What you are asked to do – Scan the lines below and report each one containing "Station" by copying it.

Page and application data records:
>>>>>

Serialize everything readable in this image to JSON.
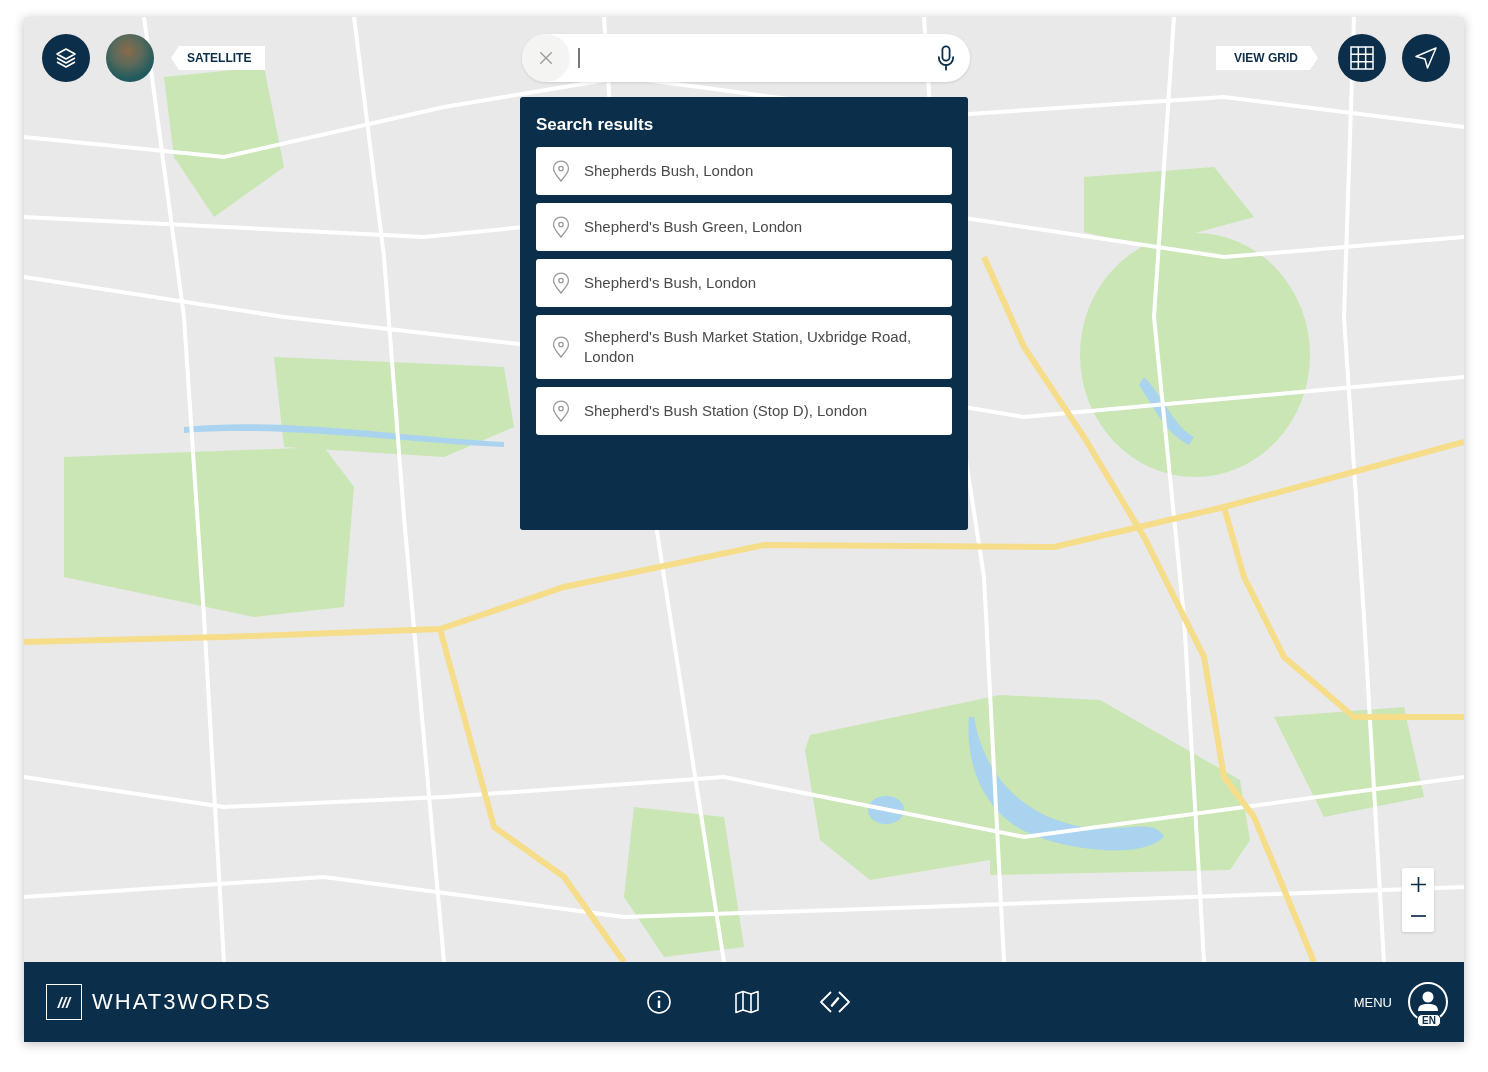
{
  "map_controls": {
    "satellite_label": "SATELLITE",
    "view_grid_label": "VIEW GRID"
  },
  "search_results": {
    "title": "Search results",
    "results": [
      "Shepherds Bush, London",
      "Shepherd's Bush Green, London",
      "Shepherd's Bush, London",
      "Shepherd's Bush Market Station, Uxbridge Road, London",
      "Shepherd's Bush Station (Stop D), London"
    ]
  },
  "footer": {
    "logo_mark": "///",
    "wordmark": "WHAT3WORDS",
    "menu_label": "MENU",
    "language_badge": "EN"
  }
}
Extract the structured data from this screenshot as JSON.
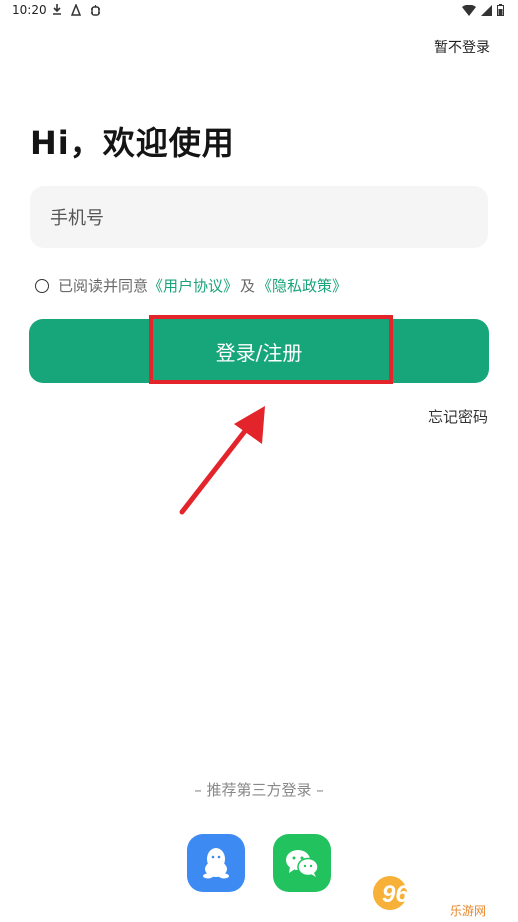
{
  "status_bar": {
    "time": "10:20"
  },
  "header": {
    "skip_label": "暂不登录"
  },
  "welcome": {
    "title": "Hi，欢迎使用"
  },
  "phone": {
    "placeholder": "手机号"
  },
  "agreement": {
    "prefix": "已阅读并同意",
    "user_agreement": "《用户协议》",
    "and": "及",
    "privacy_policy": "《隐私政策》"
  },
  "login": {
    "button_label": "登录/注册"
  },
  "forgot": {
    "label": "忘记密码"
  },
  "third_party": {
    "divider_label": "– 推荐第三方登录 –",
    "providers": [
      {
        "name": "QQ",
        "icon": "qq-icon",
        "color": "#3d8bf2"
      },
      {
        "name": "WeChat",
        "icon": "wechat-icon",
        "color": "#22c35f"
      }
    ]
  },
  "watermark": {
    "brand": "962.NET",
    "sub": "乐游网"
  },
  "colors": {
    "accent": "#17a67a",
    "link": "#1aa37a",
    "annotation": "#e3242b"
  }
}
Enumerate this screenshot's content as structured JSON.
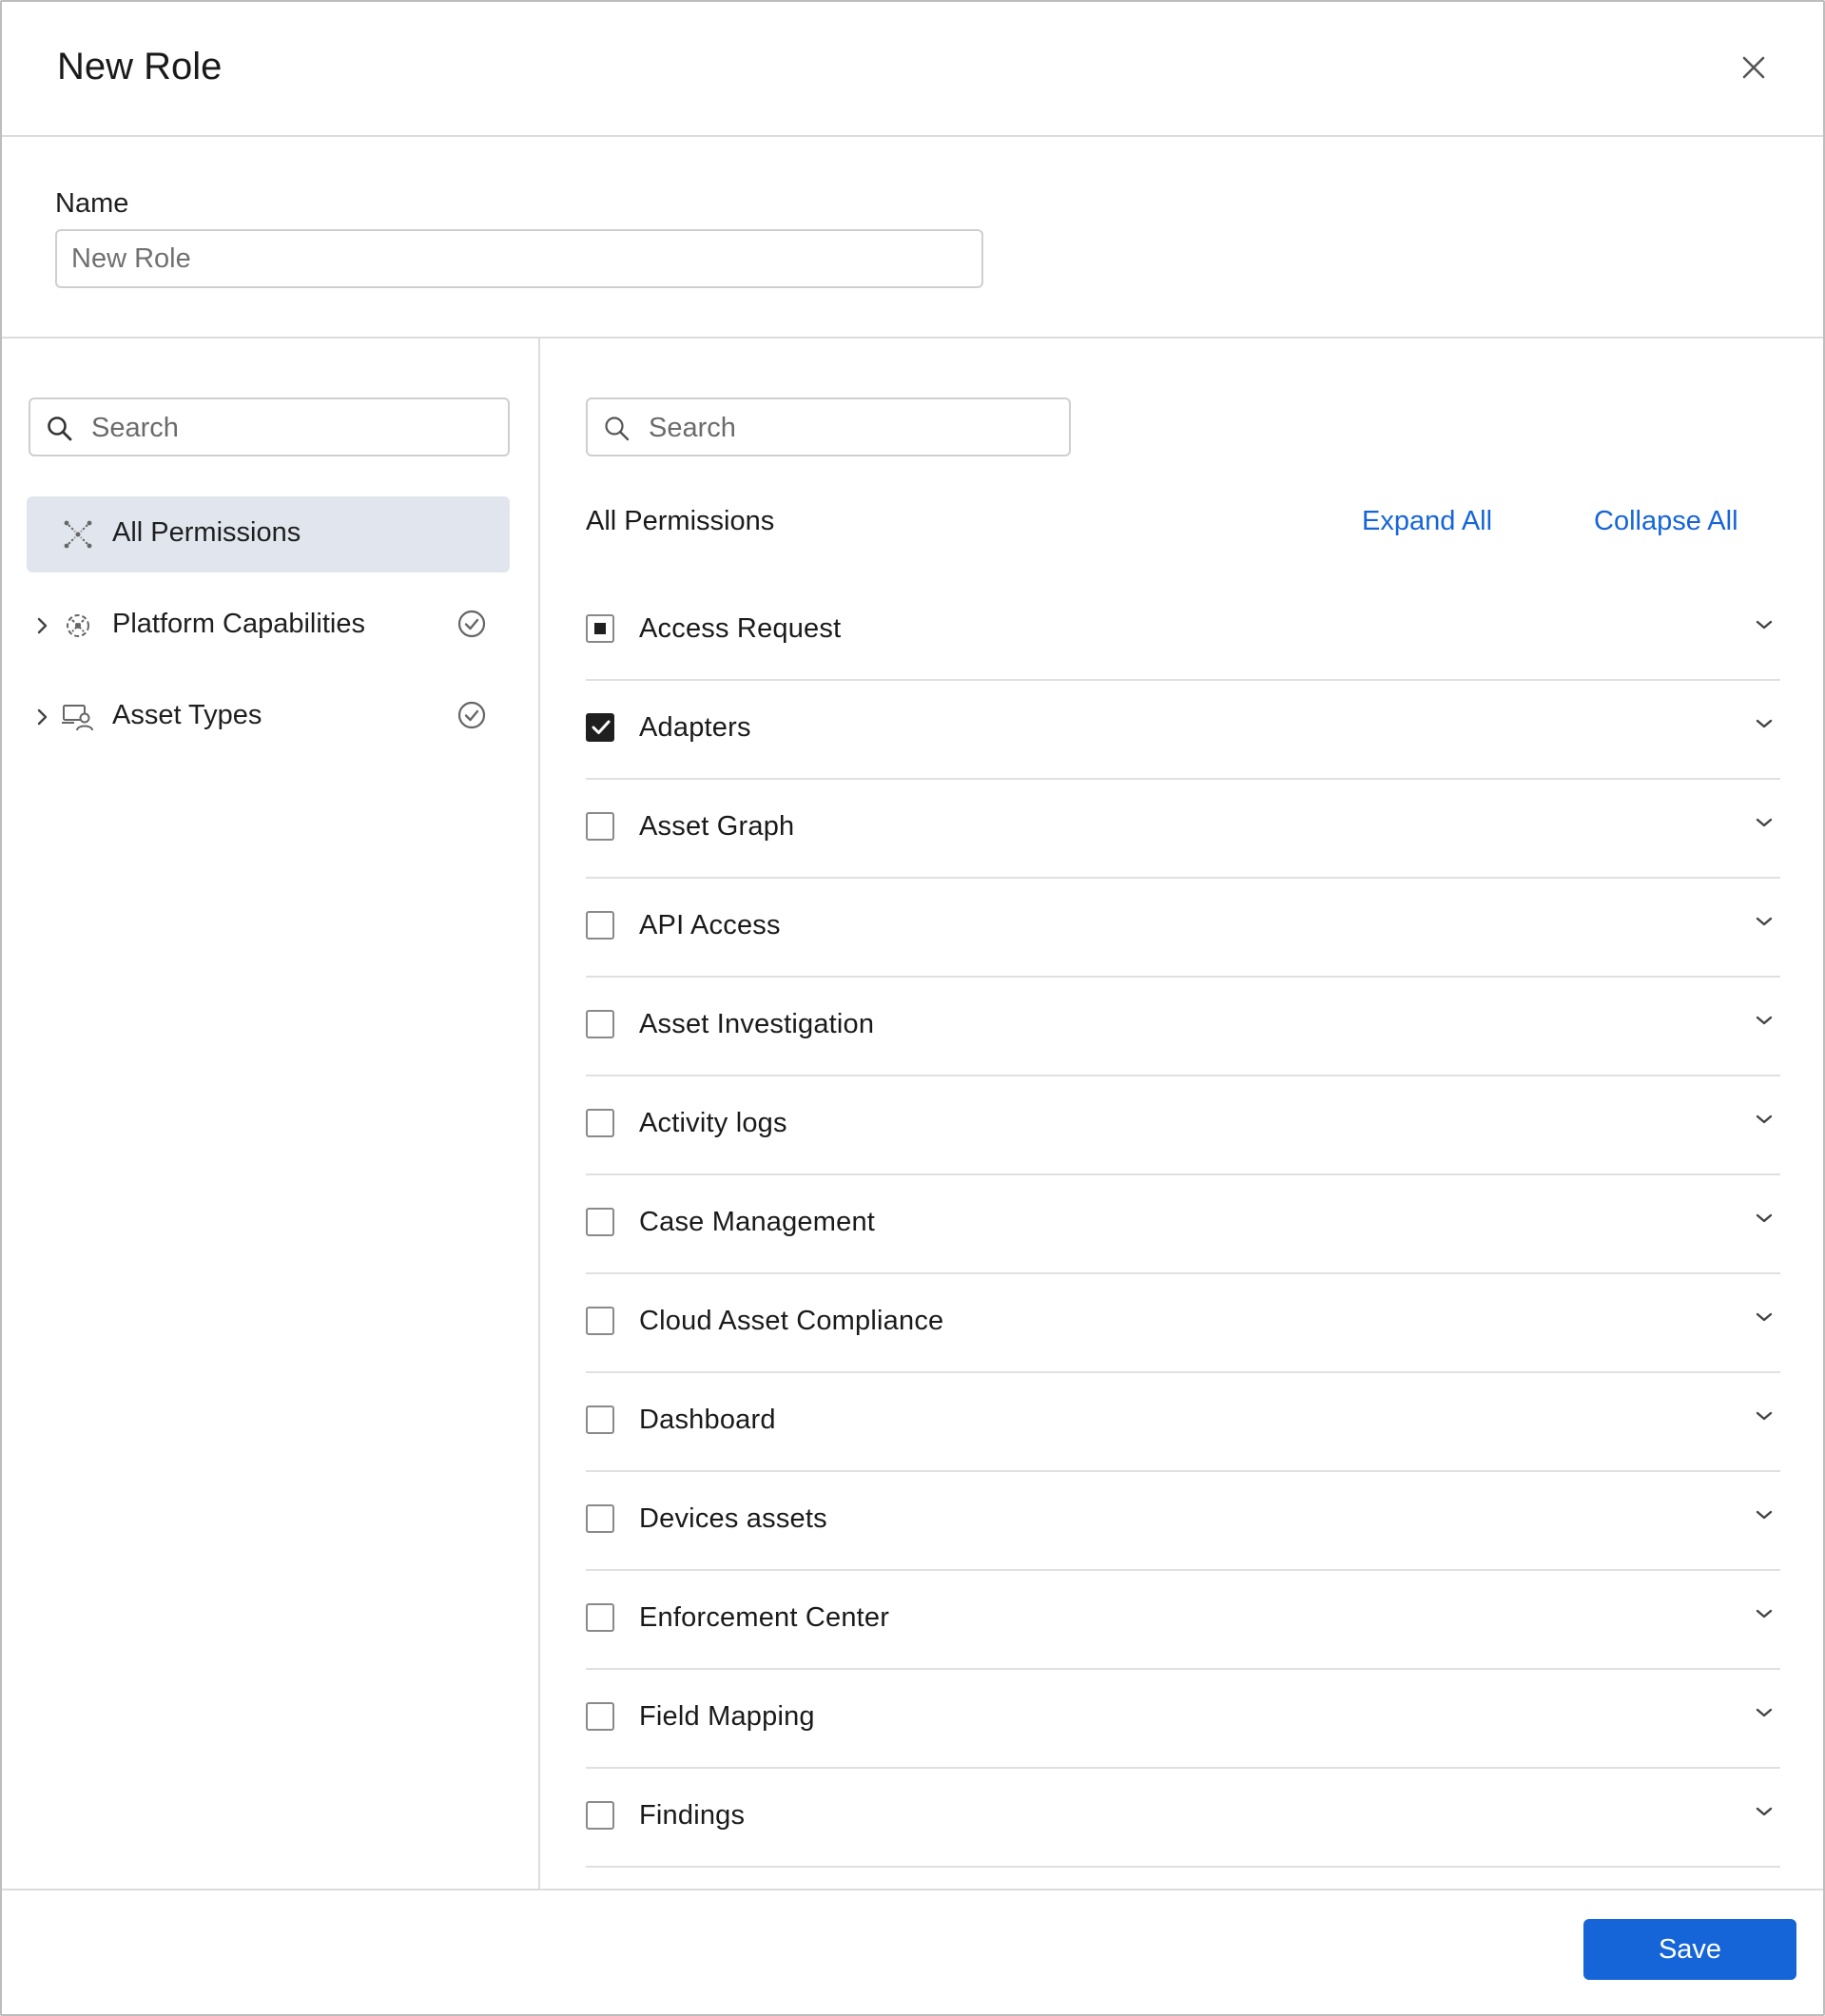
{
  "dialog": {
    "title": "New Role",
    "close_icon": "close-icon"
  },
  "name_field": {
    "label": "Name",
    "placeholder": "New Role",
    "value": ""
  },
  "left_panel": {
    "search_placeholder": "Search",
    "tree": [
      {
        "label": "All Permissions",
        "icon": "all-permissions-icon",
        "selected": true,
        "expandable": false,
        "status_icon": ""
      },
      {
        "label": "Platform Capabilities",
        "icon": "platform-capabilities-icon",
        "selected": false,
        "expandable": true,
        "status_icon": "check-circle-icon"
      },
      {
        "label": "Asset Types",
        "icon": "asset-types-icon",
        "selected": false,
        "expandable": true,
        "status_icon": "check-circle-icon"
      }
    ]
  },
  "right_panel": {
    "search_placeholder": "Search",
    "heading": "All Permissions",
    "expand_all": "Expand All",
    "collapse_all": "Collapse All",
    "permissions": [
      {
        "label": "Access Request",
        "state": "partial"
      },
      {
        "label": "Adapters",
        "state": "checked"
      },
      {
        "label": "Asset Graph",
        "state": "unchecked"
      },
      {
        "label": "API Access",
        "state": "unchecked"
      },
      {
        "label": "Asset Investigation",
        "state": "unchecked"
      },
      {
        "label": "Activity logs",
        "state": "unchecked"
      },
      {
        "label": "Case Management",
        "state": "unchecked"
      },
      {
        "label": "Cloud Asset Compliance",
        "state": "unchecked"
      },
      {
        "label": "Dashboard",
        "state": "unchecked"
      },
      {
        "label": "Devices assets",
        "state": "unchecked"
      },
      {
        "label": "Enforcement Center",
        "state": "unchecked"
      },
      {
        "label": "Field Mapping",
        "state": "unchecked"
      },
      {
        "label": "Findings",
        "state": "unchecked"
      }
    ]
  },
  "footer": {
    "save_label": "Save"
  },
  "colors": {
    "accent": "#1565d8",
    "selected_bg": "#e1e6ee",
    "border": "#dcdcdc"
  }
}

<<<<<

Written response –
      "Shepherd's Bush Market Station, Uxbridge Road, London",
      "Shepherd's Bush Station (Stop D), London"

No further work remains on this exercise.